Photo by Brandon Hilder

I'd like to propose a New Year's toast to the failures and disappointments of 2019.

I don't mean failures and disappointments in the world at large, though there were plenty of those in the last year. I mean in my personal sphere, particularly in my life's work as a musician and writer: all the applications that were rejected, the contests I didn't win, the flubs onstage, the projects that fizzled, the possibly great ideas that I never found the time to pursue, the possibly bad ideas to which I devoted considerable time, the empty seats at events, the songs and stories that I never finished or that fell short of what I'd imagined, the opportunities I did not seize...

In 2019 I accumulated a sizable stack of all these things, but I didn't really talk about them on social media, in my newsletters, or in other public communications.
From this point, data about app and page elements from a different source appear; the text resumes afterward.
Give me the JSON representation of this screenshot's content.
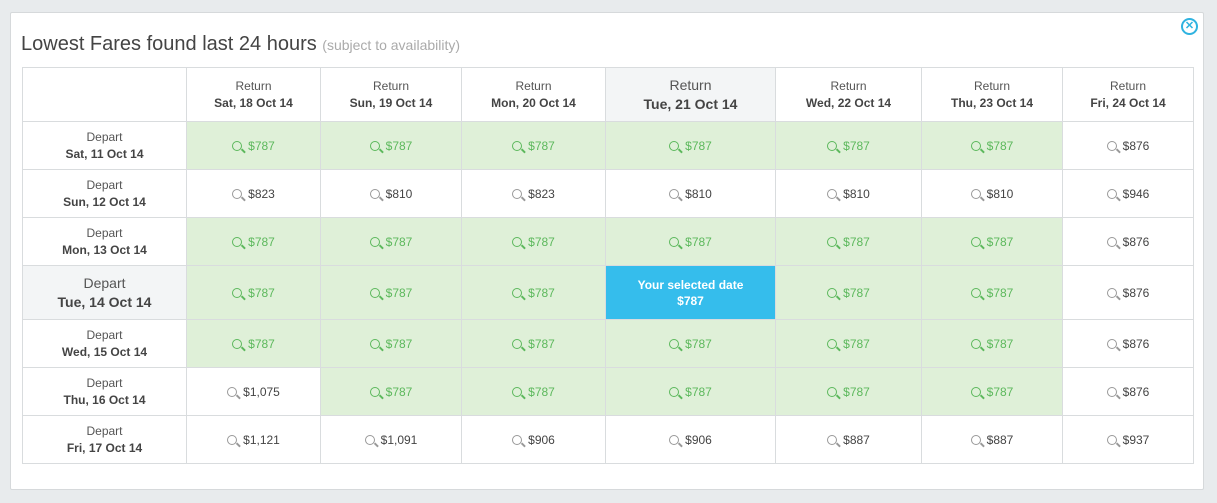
{
  "title": "Lowest Fares found last 24 hours",
  "subtitle": "(subject to availability)",
  "close_icon": "close-circle-icon",
  "colors": {
    "low_fare_bg": "#dff0d8",
    "low_fare_text": "#5cb85c",
    "selected_bg": "#35bdec",
    "accent": "#2fb3e0"
  },
  "return_label": "Return",
  "depart_label": "Depart",
  "selected_label": "Your selected date",
  "return_dates": [
    "Sat, 18 Oct 14",
    "Sun, 19 Oct 14",
    "Mon, 20 Oct 14",
    "Tue, 21 Oct 14",
    "Wed, 22 Oct 14",
    "Thu, 23 Oct 14",
    "Fri, 24 Oct 14"
  ],
  "selected_return_index": 3,
  "selected_depart_index": 3,
  "rows": [
    {
      "depart": "Sat, 11 Oct 14",
      "fares": [
        {
          "price": "$787",
          "low": true
        },
        {
          "price": "$787",
          "low": true
        },
        {
          "price": "$787",
          "low": true
        },
        {
          "price": "$787",
          "low": true
        },
        {
          "price": "$787",
          "low": true
        },
        {
          "price": "$787",
          "low": true
        },
        {
          "price": "$876",
          "low": false
        }
      ]
    },
    {
      "depart": "Sun, 12 Oct 14",
      "fares": [
        {
          "price": "$823",
          "low": false
        },
        {
          "price": "$810",
          "low": false
        },
        {
          "price": "$823",
          "low": false
        },
        {
          "price": "$810",
          "low": false
        },
        {
          "price": "$810",
          "low": false
        },
        {
          "price": "$810",
          "low": false
        },
        {
          "price": "$946",
          "low": false
        }
      ]
    },
    {
      "depart": "Mon, 13 Oct 14",
      "fares": [
        {
          "price": "$787",
          "low": true
        },
        {
          "price": "$787",
          "low": true
        },
        {
          "price": "$787",
          "low": true
        },
        {
          "price": "$787",
          "low": true
        },
        {
          "price": "$787",
          "low": true
        },
        {
          "price": "$787",
          "low": true
        },
        {
          "price": "$876",
          "low": false
        }
      ]
    },
    {
      "depart": "Tue, 14 Oct 14",
      "fares": [
        {
          "price": "$787",
          "low": true
        },
        {
          "price": "$787",
          "low": true
        },
        {
          "price": "$787",
          "low": true
        },
        {
          "price": "$787",
          "low": true,
          "selected": true
        },
        {
          "price": "$787",
          "low": true
        },
        {
          "price": "$787",
          "low": true
        },
        {
          "price": "$876",
          "low": false
        }
      ]
    },
    {
      "depart": "Wed, 15 Oct 14",
      "fares": [
        {
          "price": "$787",
          "low": true
        },
        {
          "price": "$787",
          "low": true
        },
        {
          "price": "$787",
          "low": true
        },
        {
          "price": "$787",
          "low": true
        },
        {
          "price": "$787",
          "low": true
        },
        {
          "price": "$787",
          "low": true
        },
        {
          "price": "$876",
          "low": false
        }
      ]
    },
    {
      "depart": "Thu, 16 Oct 14",
      "fares": [
        {
          "price": "$1,075",
          "low": false
        },
        {
          "price": "$787",
          "low": true
        },
        {
          "price": "$787",
          "low": true
        },
        {
          "price": "$787",
          "low": true
        },
        {
          "price": "$787",
          "low": true
        },
        {
          "price": "$787",
          "low": true
        },
        {
          "price": "$876",
          "low": false
        }
      ]
    },
    {
      "depart": "Fri, 17 Oct 14",
      "fares": [
        {
          "price": "$1,121",
          "low": false
        },
        {
          "price": "$1,091",
          "low": false
        },
        {
          "price": "$906",
          "low": false
        },
        {
          "price": "$906",
          "low": false
        },
        {
          "price": "$887",
          "low": false
        },
        {
          "price": "$887",
          "low": false
        },
        {
          "price": "$937",
          "low": false
        }
      ]
    }
  ]
}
I didn't post about this stuff in part because instead of broadcasting my whining or complaining, I'd rather use whatever platform I have to share positivity and gratitude.

I also spared you the low points because that's what all artists are compelled to do in this era of perpetual self-promotion and personal branding, in which everyone is desperate to radiate success and confidence regardless of how they actually feel. That's why the social media feeds of artists are so full of triumphs—adoring fans, packed houses, rave reviews, prestigious awards—and the indignities and letdowns are conspicuously absent. (The same is true, of course, of most people on social media, who share a carefully curated montage of glamorous travels, children's accomplishments, lavish meals, and flattering selfies, and edit out the less picturesque moments.)

So in my public posts I generally focus on the good things that happen—and there were plenty in 2019, which was by many measures my best and most productive year ever in this quixotic pursuit of writing and music. And yet there was also, as Paul Harvey used to say on the radio when I was a kid, "the rest of the story." Hence this acknowledgment of everything that did not work out this year—the half-empty side that gives a more accurate image of what the entire glass looks like.

For me, one of the most important measures of a creative life is whether, year to year, I have broken new ground. Have I tried a different type of venture or medium, stepped out of my comfort zone, put myself in the awkward or scary position of committing to something I really do not know how to do?

Taking steps into the unknown can produce plenty of anxiety and, inevitably, setbacks along the way, but it also is essential to staying vital as an artist. I do aim to accomplish things; getting positive feedback on whatever I create or offer is incredibly gratifying, and of course I want and need to make a living (for most of us, successes pay a lot better than failures). But the fuel behind all art is learning—and there is no learning without risk, or without failure and disappointment.

I often think of something that the brilliant songwriter, guitarist, and performer Richard Thompson once said to me in an interview.

I think to be a musician in any real sense of the word, you have to be dissatisfied. You have to not be totally happy with who you are and what you do. To achieve anything significant, you have to be driven, and I’m not sure what by—often it’s some kind of demons. Perhaps it’s your tortured childhood, or just some sense that you can always be doing better. I don’t know, but most of the musicians I’ve ever met who have something special that I’ve really admired seem to have had this kind of inner drive that propels them to work harder and do better.

Richard Thompson

So, yes, I do want to celebrate the high points of the year, with deep gratitude to all who've come to a concert, read a book or article, watched a video, listened to an album, taken a class or workshop, or given me a platform to share my words and music.

But I also want to acknowledge and appreciate all the low points. More than 30 years in, I feel that I'm better now at just about everything I do—playing guitar, writing songs and prose, singing, performing, teaching—than when I was younger. And for that I have to give due credit to dissatisfaction, and to all the rejections and frustrations that teach and remind me there's always so much room for improvement.

My wish for 2020 and beyond is to keep driving ahead, and to use the setbacks as object lessons and challenges and opportunities. And I wish the same for you, whatever you do or create. We're all on this path together.

Happy new year.

JPR